Thirty San Francisco Bay Area doctors, nurses, and others who work in the health care field have been indicted on charges related to a Medicare bribery scheme that involved medical workers steering Medicare patients to Amity Home Health Care and related companies in exchange for cash and gifts.
Amity provided $8 million worth of kickbacks for the referrals, ranging from Golden State Warriors tickets, Las Vegas trips and Louis Vuitton handbags to “literal envelopes of cash,” David Anderson, US attorney for the Northern District of California, said at a news conference.
The Medicare patients brought in $115 million in funds to Amity and Advent, authorities said.
The complaints said law enforcement officers recorded each defendant offering, approving or accepting illegal payments for patient referrals.
“These doctors and health care professionals sold patients like commodities, placing their own financial gains over the well-being of their patients and betraying the basic principles of their profession,” Craig Fair, the FBI’s deputy special agent in charge for San Francisco, said in a news release.
However, there’s no evidence that the patients received poor care, Anderson said.

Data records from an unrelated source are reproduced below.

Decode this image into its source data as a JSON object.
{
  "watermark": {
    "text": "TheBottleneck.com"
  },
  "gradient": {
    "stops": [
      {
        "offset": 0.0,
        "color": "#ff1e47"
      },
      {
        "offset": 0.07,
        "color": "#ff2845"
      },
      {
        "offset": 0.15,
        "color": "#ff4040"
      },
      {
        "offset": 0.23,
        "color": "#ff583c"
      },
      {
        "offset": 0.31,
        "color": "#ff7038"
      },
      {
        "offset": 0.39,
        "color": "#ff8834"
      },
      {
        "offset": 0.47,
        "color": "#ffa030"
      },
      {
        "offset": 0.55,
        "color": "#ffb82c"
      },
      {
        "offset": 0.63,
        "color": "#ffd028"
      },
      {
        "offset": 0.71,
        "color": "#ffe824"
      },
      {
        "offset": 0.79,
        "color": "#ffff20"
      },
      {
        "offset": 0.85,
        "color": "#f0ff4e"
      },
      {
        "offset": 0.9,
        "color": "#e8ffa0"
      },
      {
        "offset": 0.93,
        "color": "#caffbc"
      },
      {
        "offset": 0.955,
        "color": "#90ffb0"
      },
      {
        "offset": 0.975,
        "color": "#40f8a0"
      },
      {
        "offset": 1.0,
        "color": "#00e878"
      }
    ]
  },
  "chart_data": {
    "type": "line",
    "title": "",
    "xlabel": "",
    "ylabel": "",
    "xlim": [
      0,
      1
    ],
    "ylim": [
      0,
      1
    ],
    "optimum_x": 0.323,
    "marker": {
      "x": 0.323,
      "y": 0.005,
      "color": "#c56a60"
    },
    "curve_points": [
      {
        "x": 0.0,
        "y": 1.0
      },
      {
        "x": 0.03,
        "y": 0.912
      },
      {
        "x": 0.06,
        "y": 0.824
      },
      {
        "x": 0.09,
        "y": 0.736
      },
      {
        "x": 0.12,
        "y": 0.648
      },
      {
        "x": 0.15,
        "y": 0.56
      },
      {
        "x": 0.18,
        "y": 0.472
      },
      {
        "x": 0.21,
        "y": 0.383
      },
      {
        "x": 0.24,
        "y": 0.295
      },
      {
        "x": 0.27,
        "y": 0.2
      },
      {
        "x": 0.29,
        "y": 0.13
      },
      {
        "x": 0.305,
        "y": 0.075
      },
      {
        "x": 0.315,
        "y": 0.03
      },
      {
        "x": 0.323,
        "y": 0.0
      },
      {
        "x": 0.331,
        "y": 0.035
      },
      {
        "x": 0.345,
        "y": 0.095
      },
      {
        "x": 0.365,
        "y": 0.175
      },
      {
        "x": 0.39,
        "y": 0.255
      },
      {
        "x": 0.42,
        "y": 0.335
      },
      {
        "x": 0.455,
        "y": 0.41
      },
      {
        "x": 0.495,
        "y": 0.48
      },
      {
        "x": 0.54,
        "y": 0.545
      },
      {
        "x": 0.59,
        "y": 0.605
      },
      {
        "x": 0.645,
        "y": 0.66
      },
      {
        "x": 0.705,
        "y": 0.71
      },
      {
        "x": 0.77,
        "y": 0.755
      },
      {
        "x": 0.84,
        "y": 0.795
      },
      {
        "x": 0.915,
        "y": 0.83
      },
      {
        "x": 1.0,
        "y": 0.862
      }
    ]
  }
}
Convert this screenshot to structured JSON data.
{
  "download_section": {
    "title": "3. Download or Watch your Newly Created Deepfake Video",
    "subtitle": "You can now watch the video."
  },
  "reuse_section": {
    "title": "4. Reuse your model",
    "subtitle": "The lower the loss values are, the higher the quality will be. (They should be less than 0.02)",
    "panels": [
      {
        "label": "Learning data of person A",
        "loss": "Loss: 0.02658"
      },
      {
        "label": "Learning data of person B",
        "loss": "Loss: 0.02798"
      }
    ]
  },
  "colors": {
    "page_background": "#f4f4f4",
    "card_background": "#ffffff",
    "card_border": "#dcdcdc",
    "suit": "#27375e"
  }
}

Those charged include Ridhima “Amanda” Singh, Amity’s chief executive officer.
Incredibly, the bribery went on for years and the feds are still investigating.
“These doctors and health care professionals sold patients like commodities by placing their own financial gains over the well-being of their patients and betrayed the basic principles of their profession,” said Craig Fair, deputy special agent in charge at the FBI. “Health care patients are not for sale.”
The FBI uncovered the alleged fraud scheme after a multiyear undercover operation that is still ongoing, he said.
Authorities were tipped off after two employees of another home health agency complained to the inspector general of the U.S. Department of Health and Human Services about the kickbacks at Amity and Advent, according to court papers.
One of the employees agreed to act as a cooperating witness and teamed up with an undercover FBI agent who pretended to be “someone representing investors” and began meeting with the defendants about setting up illegal kickbacks for another company, officials said.
In truth, Medicare and Medicaid payments are easy picking for the grifters, the con men, and even the organized criminal elements because oversight of those programs is a joke. Senator Rand Paul estimated in his semi-annual "Waste Report" that there were $48 billion in "improper payments" disbursed from Medicare alone. And no one has a clue how much fraud is being perpetrated on the American taxpayer. It took the FBI years to figure out this scheme. How many other cases are out there that haven't been uncovered yet?
This particular $115 million fraud scheme is actually small potatoes. Just last April, 24 were arrested and charged in a mind-boggling $1.2 billion Medicare fraud scheme involving "kickbacks for prescribing unneeded back, shoulder, wrist and knee braces to elderly and disabled patients and charging the government."
It's just that easy.